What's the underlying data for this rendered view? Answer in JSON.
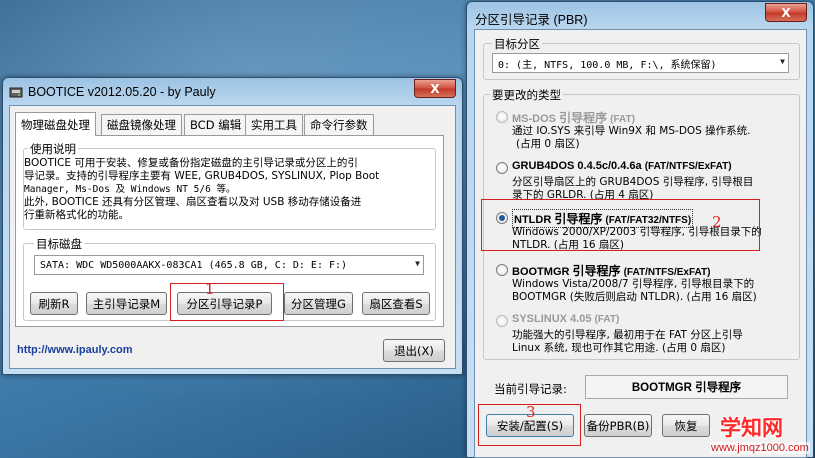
{
  "left_window": {
    "title": "BOOTICE v2012.05.20 - by Pauly",
    "close_label": "X",
    "tabs": [
      "物理磁盘处理",
      "磁盘镜像处理",
      "BCD 编辑",
      "实用工具",
      "命令行参数"
    ],
    "usage": {
      "label": "使用说明",
      "lines": [
        "BOOTICE 可用于安装、修复或备份指定磁盘的主引导记录或分区上的引",
        "导记录。支持的引导程序主要有 WEE, GRUB4DOS, SYSLINUX, Plop Boot",
        "Manager, Ms-Dos 及 Windows NT 5/6 等。",
        "此外, BOOTICE 还具有分区管理、扇区查看以及对 USB 移动存储设备进",
        "行重新格式化的功能。"
      ]
    },
    "target_disk": {
      "label": "目标磁盘",
      "value": "SATA: WDC WD5000AAKX-083CA1 (465.8 GB, C: D: E: F:)"
    },
    "buttons": {
      "refresh": "刷新R",
      "mbr": "主引导记录M",
      "pbr": "分区引导记录P",
      "partition": "分区管理G",
      "sector": "扇区查看S",
      "exit": "退出(X)"
    },
    "url": "http://www.ipauly.com",
    "annotation": "1"
  },
  "right_window": {
    "title": "分区引导记录 (PBR)",
    "close_label": "X",
    "target_partition": {
      "label": "目标分区",
      "value": "0: (主, NTFS, 100.0 MB, F:\\, 系统保留)"
    },
    "type_group_label": "要更改的类型",
    "options": [
      {
        "name": "MS-DOS",
        "cn": "引导程序",
        "fs": "(FAT)",
        "desc": [
          "通过 IO.SYS 来引导 Win9X 和 MS-DOS 操作系统.",
          "(占用 0 扇区)"
        ],
        "enabled": false,
        "checked": false
      },
      {
        "name": "GRUB4DOS 0.4.5c/0.4.6a",
        "cn": "",
        "fs": "(FAT/NTFS/ExFAT)",
        "desc": [
          "分区引导扇区上的 GRUB4DOS 引导程序, 引导根目",
          "录下的 GRLDR. (占用 4 扇区)"
        ],
        "enabled": true,
        "checked": false
      },
      {
        "name": "NTLDR",
        "cn": "引导程序",
        "fs": "(FAT/FAT32/NTFS)",
        "desc": [
          "Windows 2000/XP/2003 引导程序, 引导根目录下的",
          "NTLDR. (占用 16 扇区)"
        ],
        "enabled": true,
        "checked": true
      },
      {
        "name": "BOOTMGR",
        "cn": "引导程序",
        "fs": "(FAT/NTFS/ExFAT)",
        "desc": [
          "Windows Vista/2008/7 引导程序, 引导根目录下的",
          "BOOTMGR (失败后则启动 NTLDR). (占用 16 扇区)"
        ],
        "enabled": true,
        "checked": false
      },
      {
        "name": "SYSLINUX 4.05",
        "cn": "",
        "fs": "(FAT)",
        "desc": [
          "功能强大的引导程序, 最初用于在 FAT 分区上引导",
          "Linux 系统, 现也可作其它用途. (占用 0 扇区)"
        ],
        "enabled": false,
        "checked": false
      }
    ],
    "current_label": "当前引导记录:",
    "current_value": "BOOTMGR 引导程序",
    "buttons": {
      "install": "安装/配置(S)",
      "backup": "备份PBR(B)",
      "restore": "恢复"
    },
    "annotations": [
      "2",
      "3"
    ]
  },
  "watermark": {
    "title": "学知网",
    "url": "www.jmqz1000.com"
  }
}
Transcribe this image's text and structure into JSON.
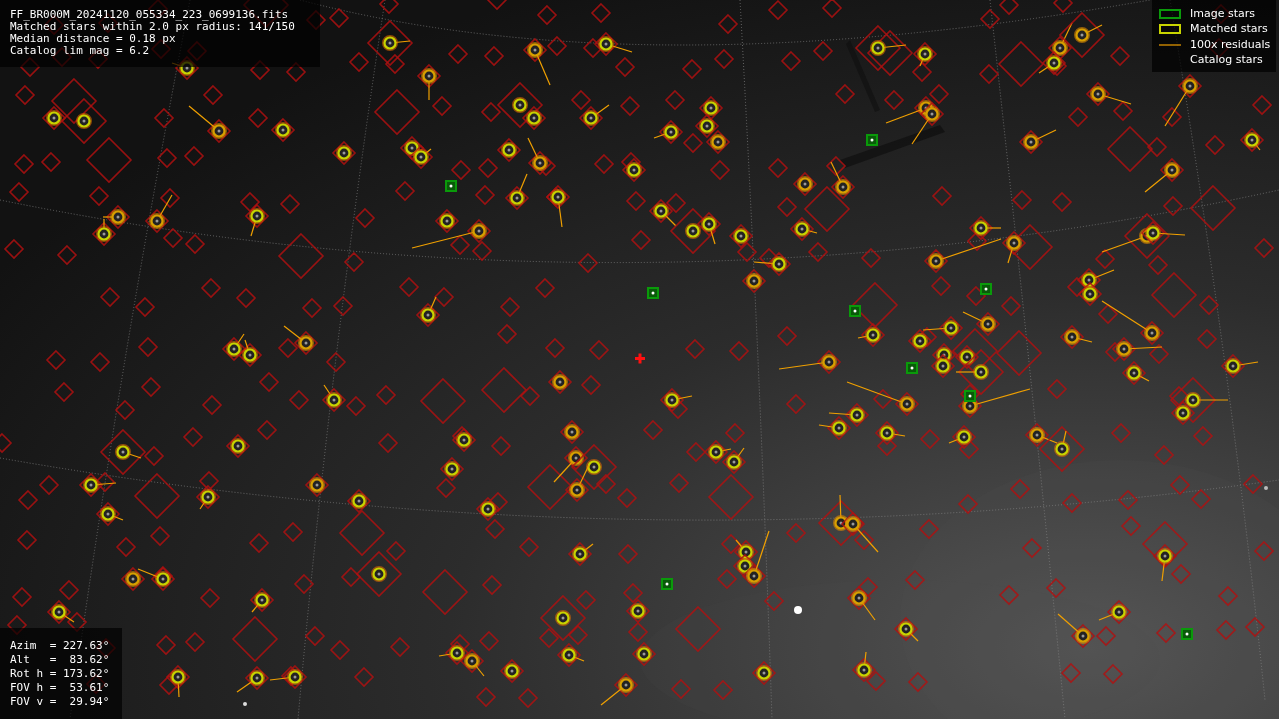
{
  "file_info": {
    "lines": [
      "FF_BR000M_20241120_055334_223_0699136.fits",
      "Matched stars within 2.0 px radius: 141/150",
      "Median distance = 0.18 px",
      "Catalog lim mag = 6.2"
    ]
  },
  "legend": [
    {
      "label": "Image stars"
    },
    {
      "kind": "matched",
      "label": "Matched stars"
    },
    {
      "kind": "residual",
      "label": "100x residuals"
    },
    {
      "kind": "catalog",
      "label": "Catalog stars"
    }
  ],
  "pointing": {
    "lines": [
      "Azim  = 227.63°",
      "Alt   =  83.62°",
      "Rot h = 173.62°",
      "FOV h =  53.61°",
      "FOV v =  29.94°"
    ]
  }
}
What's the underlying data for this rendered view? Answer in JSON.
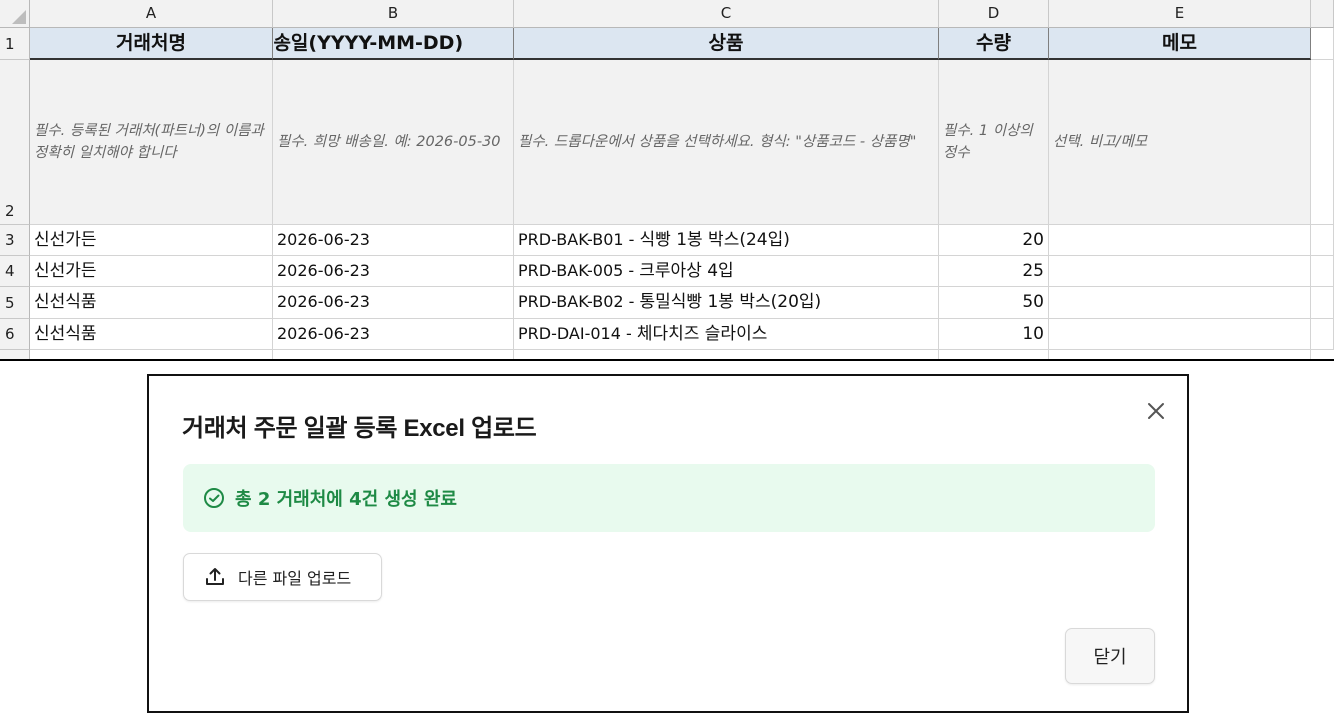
{
  "sheet": {
    "columns": [
      "A",
      "B",
      "C",
      "D",
      "E"
    ],
    "row_numbers": [
      "1",
      "2",
      "3",
      "4",
      "5",
      "6"
    ],
    "headers": [
      "거래처명",
      "희망배송일(YYYY-MM-DD)",
      "상품",
      "수량",
      "메모"
    ],
    "descriptions": [
      "필수. 등록된 거래처(파트너)의 이름과 정확히 일치해야 합니다",
      "필수. 희망 배송일. 예: 2026-05-30",
      "필수. 드롭다운에서 상품을 선택하세요. 형식: \"상품코드 - 상품명\"",
      "필수. 1 이상의 정수",
      "선택. 비고/메모"
    ],
    "rows": [
      {
        "partner": "신선가든",
        "date": "2026-06-23",
        "product_code": "PRD-BAK-B01 - ",
        "product_name": "식빵 1봉 박스(24입)",
        "qty": "20",
        "memo": ""
      },
      {
        "partner": "신선가든",
        "date": "2026-06-23",
        "product_code": "PRD-BAK-005 - ",
        "product_name": "크루아상 4입",
        "qty": "25",
        "memo": ""
      },
      {
        "partner": "신선식품",
        "date": "2026-06-23",
        "product_code": "PRD-BAK-B02 - ",
        "product_name": "통밀식빵 1봉 박스(20입)",
        "qty": "50",
        "memo": ""
      },
      {
        "partner": "신선식품",
        "date": "2026-06-23",
        "product_code": "PRD-DAI-014 - ",
        "product_name": "체다치즈 슬라이스",
        "qty": "10",
        "memo": ""
      }
    ]
  },
  "dialog": {
    "title": "거래처 주문 일괄 등록 Excel 업로드",
    "close_icon": "close-icon",
    "success_icon": "check-circle-icon",
    "success_message": "총 2 거래처에 4건 생성 완료",
    "upload_icon": "upload-icon",
    "upload_button_label": "다른 파일 업로드",
    "close_button_label": "닫기",
    "colors": {
      "success_bg": "#e8faee",
      "success_text": "#1e8a45",
      "header_fill": "#dce6f1"
    }
  }
}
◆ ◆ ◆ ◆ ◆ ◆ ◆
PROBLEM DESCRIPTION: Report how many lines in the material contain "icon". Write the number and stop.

ANSWER SPACE: 3